▸ Data listing:

● ● ●

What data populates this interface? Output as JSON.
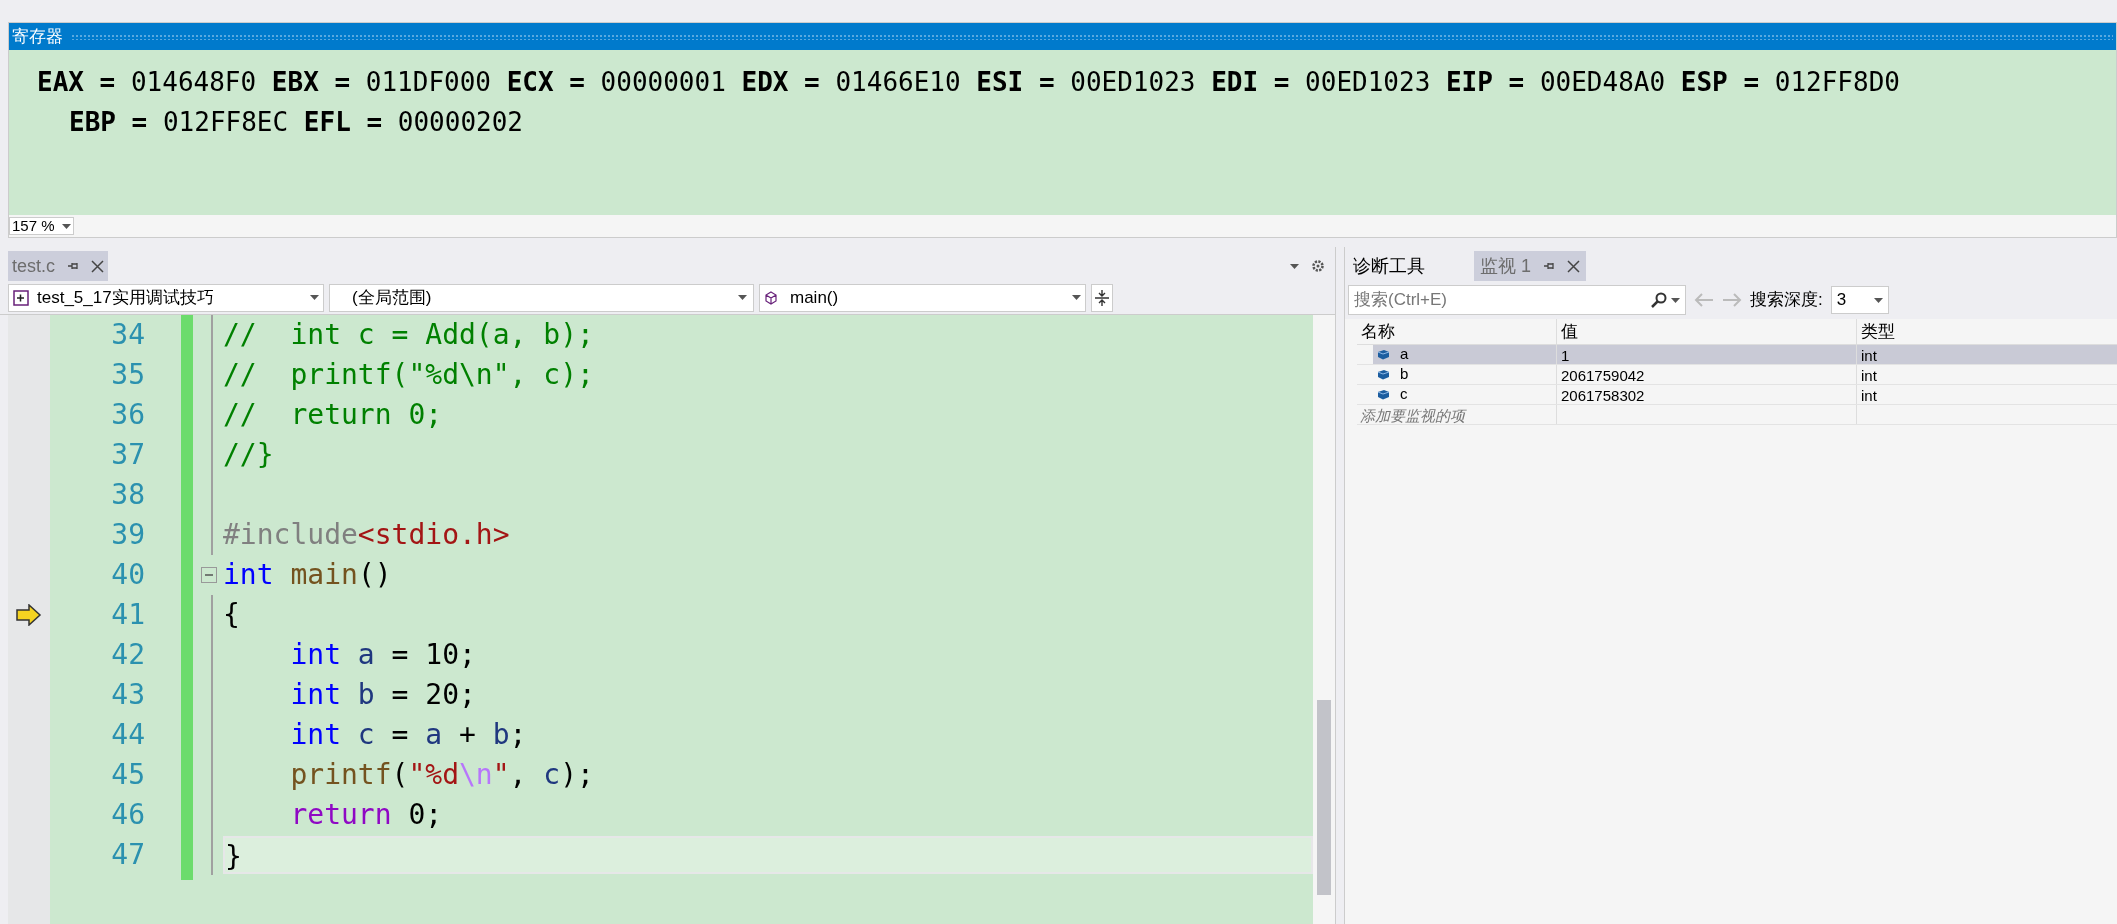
{
  "registers": {
    "title": "寄存器",
    "lines": [
      "**EAX =** 014648F0 **EBX =** 011DF000 **ECX =** 00000001 **EDX =** 01466E10 **ESI =** 00ED1023 **EDI =** 00ED1023 **EIP =** 00ED48A0 **ESP =** 012FF8D0",
      "**EBP =** 012FF8EC **EFL =** 00000202"
    ],
    "zoom": "157 %"
  },
  "editor": {
    "tabs": [
      {
        "label": "test.c",
        "selected": true
      }
    ],
    "project": "test_5_17实用调试技巧",
    "scope": "(全局范围)",
    "function": "main()",
    "lines": [
      {
        "number": "34",
        "fold_toggle": false,
        "tokens": [
          {
            "text": "//  int c = Add(a, b);",
            "kind": "comment"
          }
        ]
      },
      {
        "number": "35",
        "fold_toggle": false,
        "tokens": [
          {
            "text": "//  printf(\"%d\\n\", c);",
            "kind": "comment"
          }
        ]
      },
      {
        "number": "36",
        "fold_toggle": false,
        "tokens": [
          {
            "text": "//  return 0;",
            "kind": "comment"
          }
        ]
      },
      {
        "number": "37",
        "fold_toggle": false,
        "tokens": [
          {
            "text": "//}",
            "kind": "comment"
          }
        ]
      },
      {
        "number": "38",
        "fold_toggle": false
      },
      {
        "number": "39",
        "fold_toggle": false,
        "tokens": [
          {
            "text": "#include",
            "kind": "preproc"
          },
          {
            "text": "<stdio.h>",
            "kind": "path"
          }
        ]
      },
      {
        "number": "40",
        "fold_toggle": true,
        "tokens": [
          {
            "text": "int",
            "kind": "keyword"
          },
          {
            "text": " main",
            "kind": "function"
          },
          {
            "text": "()",
            "kind": "plain"
          }
        ]
      },
      {
        "number": "41",
        "current": true,
        "fold_toggle": false,
        "tokens": [
          {
            "text": "{",
            "kind": "plain"
          }
        ]
      },
      {
        "number": "42",
        "fold_toggle": false,
        "tokens": [
          {
            "text": "    int",
            "kind": "keyword"
          },
          {
            "text": " a",
            "kind": "variable"
          },
          {
            "text": " = 10;",
            "kind": "plain"
          }
        ]
      },
      {
        "number": "43",
        "fold_toggle": false,
        "tokens": [
          {
            "text": "    int",
            "kind": "keyword"
          },
          {
            "text": " b",
            "kind": "variable"
          },
          {
            "text": " = 20;",
            "kind": "plain"
          }
        ]
      },
      {
        "number": "44",
        "fold_toggle": false,
        "tokens": [
          {
            "text": "    int",
            "kind": "keyword"
          },
          {
            "text": " c",
            "kind": "variable"
          },
          {
            "text": " = ",
            "kind": "plain"
          },
          {
            "text": "a",
            "kind": "variable"
          },
          {
            "text": " + ",
            "kind": "plain"
          },
          {
            "text": "b",
            "kind": "variable"
          },
          {
            "text": ";",
            "kind": "plain"
          }
        ]
      },
      {
        "number": "45",
        "fold_toggle": false,
        "tokens": [
          {
            "text": "    printf",
            "kind": "function"
          },
          {
            "text": "(",
            "kind": "plain"
          },
          {
            "text": "\"%d",
            "kind": "string"
          },
          {
            "text": "\\n",
            "kind": "escape"
          },
          {
            "text": "\"",
            "kind": "string"
          },
          {
            "text": ", ",
            "kind": "plain"
          },
          {
            "text": "c",
            "kind": "variable"
          },
          {
            "text": ");",
            "kind": "plain"
          }
        ]
      },
      {
        "number": "46",
        "fold_toggle": false,
        "tokens": [
          {
            "text": "    return",
            "kind": "control"
          },
          {
            "text": " 0;",
            "kind": "plain"
          }
        ]
      },
      {
        "number": "47",
        "highlighted": true,
        "fold_toggle": false,
        "tokens": [
          {
            "text": "}",
            "kind": "plain"
          }
        ]
      }
    ]
  },
  "watch": {
    "tabs": [
      {
        "label": "诊断工具",
        "selected": false
      },
      {
        "label": "监视 1",
        "selected": true
      }
    ],
    "search": {
      "placeholder": "搜索(Ctrl+E)"
    },
    "depth_label": "搜索深度:",
    "depth": "3",
    "columns": [
      "名称",
      "值",
      "类型"
    ],
    "rows": [
      {
        "name": "a",
        "value": "1",
        "type": "int",
        "selected": true
      },
      {
        "name": "b",
        "value": "2061759042",
        "type": "int",
        "selected": false
      },
      {
        "name": "c",
        "value": "2061758302",
        "type": "int",
        "selected": false
      }
    ],
    "add_placeholder": "添加要监视的项"
  }
}
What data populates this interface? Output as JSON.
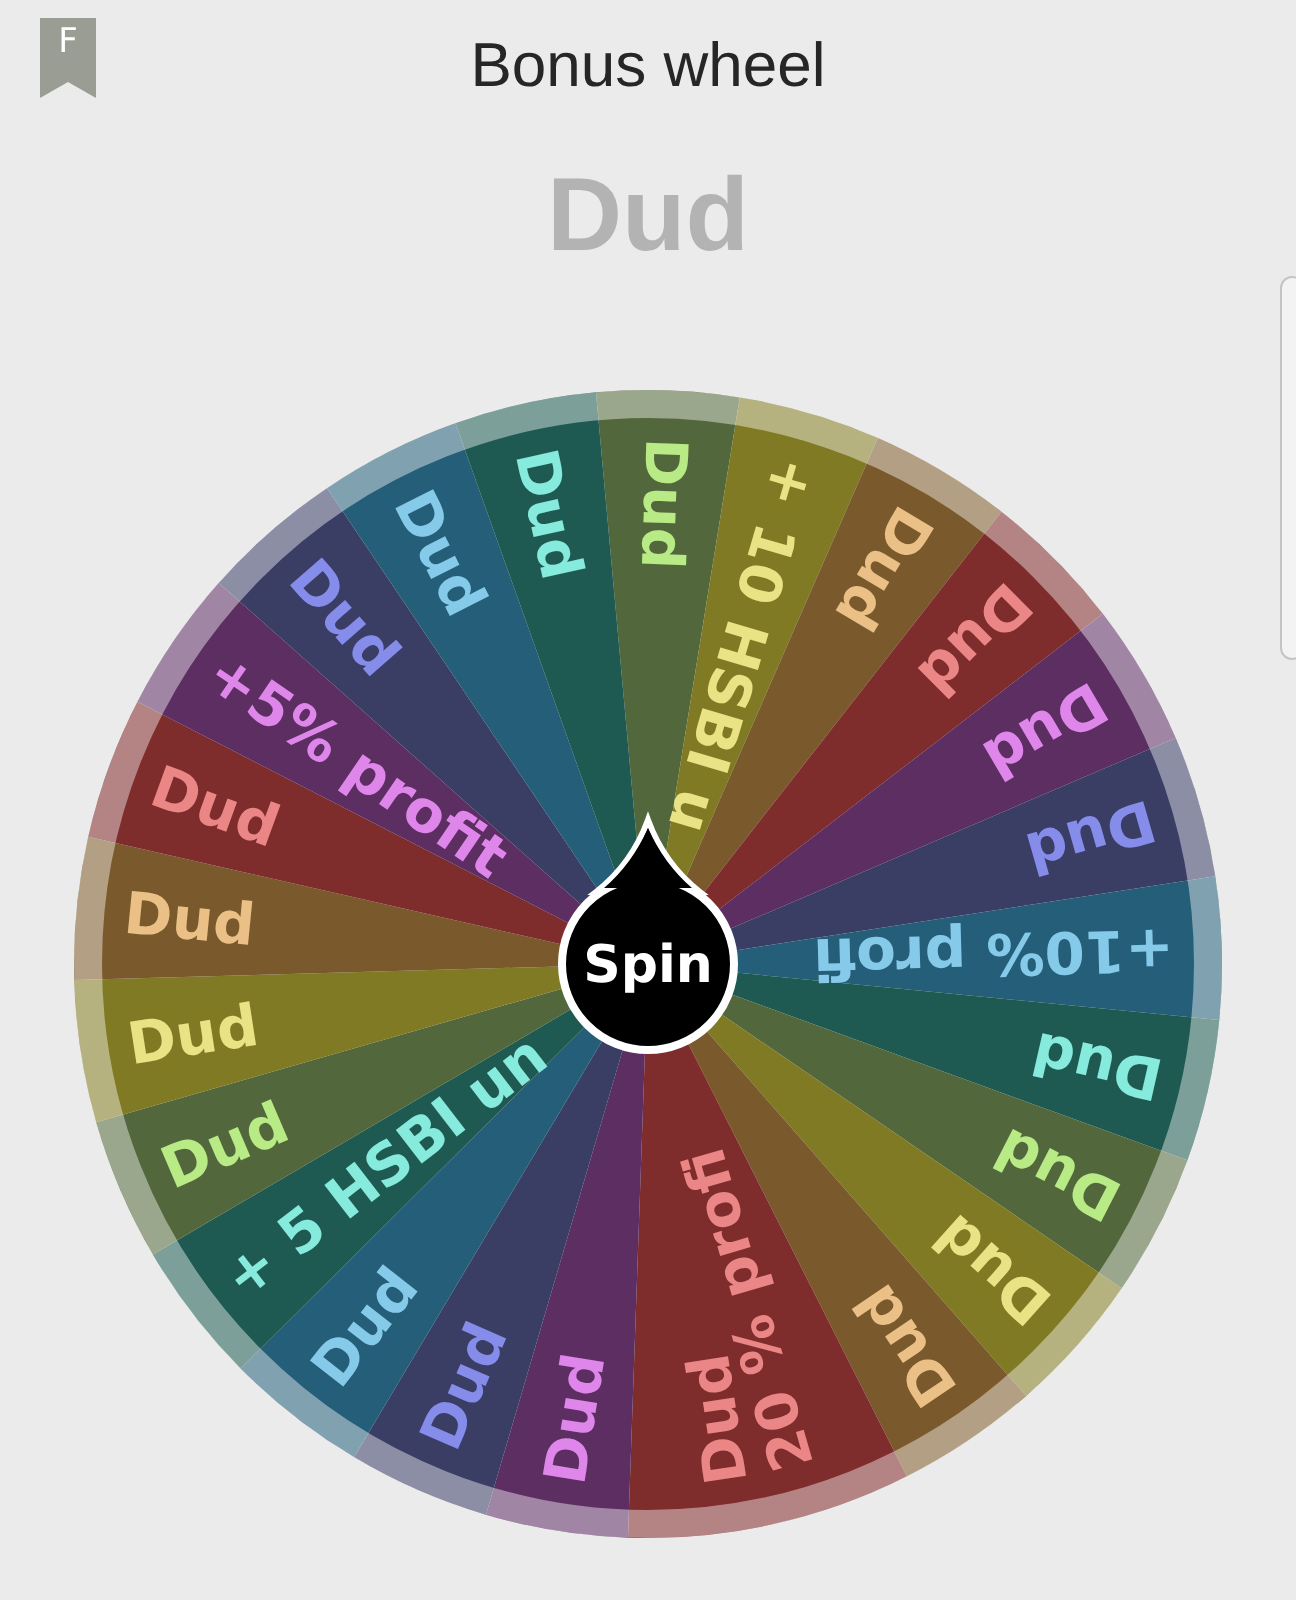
{
  "header": {
    "badge_letter": "F",
    "title": "Bonus wheel"
  },
  "result": "Dud",
  "wheel": {
    "spin_label": "Spin",
    "segments": [
      {
        "color": "#52683c",
        "labels": [
          "Dud"
        ]
      },
      {
        "color": "#807a24",
        "labels": [
          "+ 10 HSBI u"
        ]
      },
      {
        "color": "#7a5a2c",
        "labels": [
          "Dud"
        ]
      },
      {
        "color": "#7e2c2c",
        "labels": [
          "Dud"
        ]
      },
      {
        "color": "#5c2e62",
        "labels": [
          "Dud"
        ]
      },
      {
        "color": "#3a3d64",
        "labels": [
          "Dud"
        ]
      },
      {
        "color": "#255e78",
        "labels": [
          "+10% profi"
        ]
      },
      {
        "color": "#1f5a52",
        "labels": [
          "Dud"
        ]
      },
      {
        "color": "#52683c",
        "labels": [
          "Dud"
        ]
      },
      {
        "color": "#807a24",
        "labels": [
          "Dud"
        ]
      },
      {
        "color": "#7a5a2c",
        "labels": [
          "Dud"
        ]
      },
      {
        "color": "#7e2c2c",
        "labels": [
          "Dud",
          "20 % profi"
        ]
      },
      {
        "color": "#5c2e62",
        "labels": [
          "Dud"
        ]
      },
      {
        "color": "#3a3d64",
        "labels": [
          "Dud"
        ]
      },
      {
        "color": "#255e78",
        "labels": [
          "Dud"
        ]
      },
      {
        "color": "#1f5a52",
        "labels": [
          "+ 5 HSBI un"
        ]
      },
      {
        "color": "#52683c",
        "labels": [
          "Dud"
        ]
      },
      {
        "color": "#807a24",
        "labels": [
          "Dud"
        ]
      },
      {
        "color": "#7a5a2c",
        "labels": [
          "Dud"
        ]
      },
      {
        "color": "#7e2c2c",
        "labels": [
          "Dud"
        ]
      },
      {
        "color": "#5c2e62",
        "labels": [
          "+5% profit"
        ]
      },
      {
        "color": "#3a3d64",
        "labels": [
          "Dud"
        ]
      },
      {
        "color": "#255e78",
        "labels": [
          "Dud"
        ]
      },
      {
        "color": "#1f5a52",
        "labels": [
          "Dud"
        ]
      }
    ]
  }
}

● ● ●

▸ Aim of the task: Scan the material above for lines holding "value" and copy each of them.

▸ Problem solution:
        "value": "1",
        "value": "2061759042",
        "value": "2061758302",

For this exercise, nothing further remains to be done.